A simple set, some haunting conversation, and a chilling scream at the end. This is "An Ancient House," an original play written by Nathan Briggs and performed by the Plan-B Theatre Company at Bibliotect. Briggs based his work on "The Fall of the House of Usher."

When Edgar Allan Poe is invited to visit Roderick Usher and his twin sister Madeline, he arrives on the ghostly scene (white chiffon draped over window frames) to find the Ushers ailing. Madeline, played by Natalie Anderson, is fading fast. Her eyes roll back. She looks drugged and demented. Roderick, played by John Woodhouse, has more energy but is, if possible, crazier.They don't seem to know who they are. She recites men's lines, then seems to be playing the part of each of her brother's previous wives. Incest and murder are implied. Poe gets into the act, reciting lines from some of his poems. Eventually he and Usher kind of take turns being the author who has stumbled into the horror story of his own making.
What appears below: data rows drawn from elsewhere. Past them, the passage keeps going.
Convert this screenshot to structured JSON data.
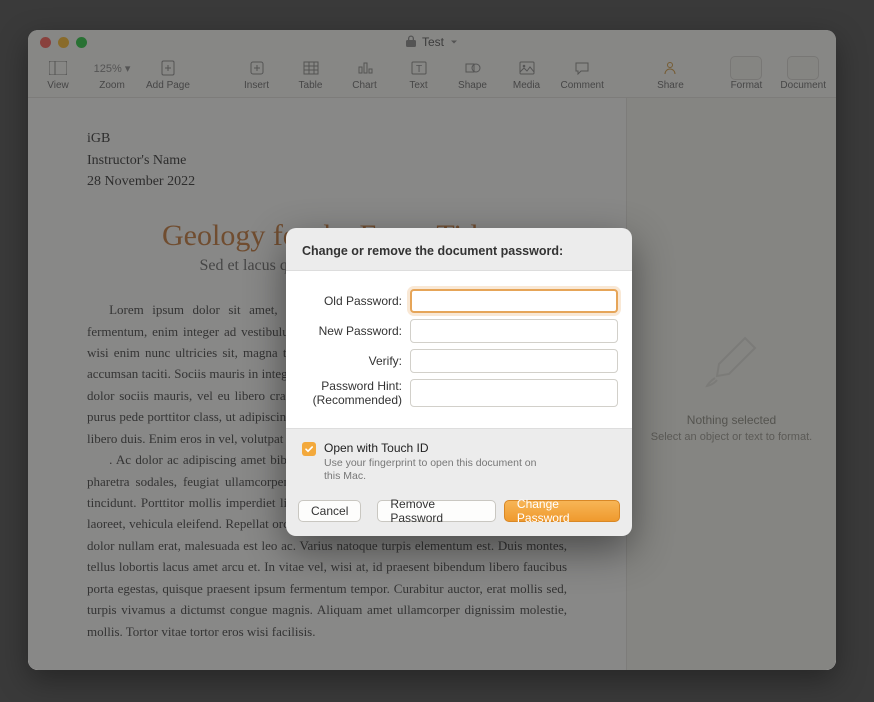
{
  "title": "Test",
  "toolbar": {
    "left": [
      {
        "name": "view-button",
        "label": "View",
        "icon": "view"
      },
      {
        "name": "zoom-button",
        "label": "Zoom",
        "icon": "zoom"
      },
      {
        "name": "add-page-button",
        "label": "Add Page",
        "icon": "add"
      }
    ],
    "center": [
      {
        "name": "insert-button",
        "label": "Insert",
        "icon": "insert"
      },
      {
        "name": "table-button",
        "label": "Table",
        "icon": "table"
      },
      {
        "name": "chart-button",
        "label": "Chart",
        "icon": "chart"
      },
      {
        "name": "text-button",
        "label": "Text",
        "icon": "text"
      },
      {
        "name": "shape-button",
        "label": "Shape",
        "icon": "shape"
      },
      {
        "name": "media-button",
        "label": "Media",
        "icon": "media"
      },
      {
        "name": "comment-button",
        "label": "Comment",
        "icon": "comment"
      }
    ],
    "right": [
      {
        "name": "collaborate-button",
        "label": "Share",
        "icon": "share"
      }
    ],
    "segLabels": {
      "format": "Format",
      "document": "Document"
    }
  },
  "doc": {
    "meta1": "iGB",
    "meta2": "Instructor's Name",
    "meta3": "28 November 2022",
    "title": "Geology for the Essay Title",
    "subtitle": "Sed et lacus quis enim mattis nonummy",
    "para1": "Lorem ipsum dolor sit amet, ligula suspendisse nulla pretium, rhoncus tempor fermentum, enim integer ad vestibulum volutpat. Nisl rhoncus turpis est, vel elit, congue wisi enim nunc ultricies sit, magna tincidunt. Maecenas aliquam maecenas ligula nostra, accumsan taciti. Sociis mauris in integer, a dolor netus non dui aliquet, sagittis felis sodales, dolor sociis mauris, vel eu libero cras. Faucibus at. Arcu habitasse elementum est, ipsum purus pede porttitor class, ut adipiscing, aliquet sed auctor, imperdiet arcu per diam dapibus libero duis. Enim eros in vel, volutpat nec pellentesque leo, temporibus scelerisque nec.",
    "para2": ". Ac dolor ac adipiscing amet bibendum nullam, lacus molestie ut libero nec, diam et, pharetra sodales, feugiat ullamcorper id tempor id vitae. Mauris pretium aliquet, lectus tincidunt. Porttitor mollis imperdiet libero senectus pulvinar. Etiam molestie mauris ligula laoreet, vehicula eleifend. Repellat orci erat et, sem cum, ultricies sollicitudin amet eleifend dolor nullam erat, malesuada est leo ac. Varius natoque turpis elementum est. Duis montes, tellus lobortis lacus amet arcu et. In vitae vel, wisi at, id praesent bibendum libero faucibus porta egestas, quisque praesent ipsum fermentum tempor. Curabitur auctor, erat mollis sed, turpis vivamus a dictumst congue magnis. Aliquam amet ullamcorper dignissim molestie, mollis. Tortor vitae tortor eros wisi facilisis."
  },
  "inspector": {
    "heading": "Nothing selected",
    "sub": "Select an object or text to format."
  },
  "dialog": {
    "heading": "Change or remove the document password:",
    "oldLabel": "Old Password:",
    "newLabel": "New Password:",
    "verifyLabel": "Verify:",
    "hintLabel1": "Password Hint:",
    "hintLabel2": "(Recommended)",
    "touchLabel": "Open with Touch ID",
    "touchSub": "Use your fingerprint to open this document on this Mac.",
    "cancel": "Cancel",
    "remove": "Remove Password",
    "change": "Change Password",
    "values": {
      "old": "",
      "new": "",
      "verify": "",
      "hint": ""
    }
  }
}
Nothing much happens. The conversation goes around in circular fashion, the mysteries are interesting in a literary sort of way, and just when you get comfortable with the "My Dinner With Andre at Halloween" format, the end comes. The end is both startling and campy - campy due to an unfortunately low-budget strobe light.

All in all, this is a fun and funky production.

Tracey Michael Hall is the director. She also does the makeup, which is effective, and the sound, (along with Randy Rasmussen), which has some amateurish moments. Ann Ciemenski is the stage manager/costume designer. Victoria Goro designed the set and Randy Podosek did the lights.

The three characters are all good actors. Zeke Totland, who plays Poe, has an intriguing voice. It carries beautifully, without him ever raising it, so that he seems as if he is telling a story, maybe writing the story in his head, not acting.

Also intriguing is the setting. The Bibliotect bookstore contains a deli/coffee bar. The range of treats available at intermission beats anything the big theaters are selling.

Inside the program, Plan-B begs for help in finding a new place to perform. Sitting cozily in the audience, sipping a warm drink and watching some fine actors spin out an eerie fantasy, you have to respond, "No, don't move." This ancient house is a pleasant place to visit.